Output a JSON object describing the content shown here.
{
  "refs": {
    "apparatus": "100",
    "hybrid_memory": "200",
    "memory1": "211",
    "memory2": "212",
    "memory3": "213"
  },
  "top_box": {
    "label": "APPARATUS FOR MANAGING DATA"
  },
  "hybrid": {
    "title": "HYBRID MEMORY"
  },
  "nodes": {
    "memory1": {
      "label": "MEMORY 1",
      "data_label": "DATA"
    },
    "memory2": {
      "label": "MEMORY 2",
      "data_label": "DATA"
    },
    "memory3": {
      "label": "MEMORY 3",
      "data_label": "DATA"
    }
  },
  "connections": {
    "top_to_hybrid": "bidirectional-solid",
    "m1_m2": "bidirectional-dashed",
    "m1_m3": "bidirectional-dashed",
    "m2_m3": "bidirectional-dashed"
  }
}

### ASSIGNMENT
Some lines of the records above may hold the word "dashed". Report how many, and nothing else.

### SOLUTION TO THIS EXERCISE
3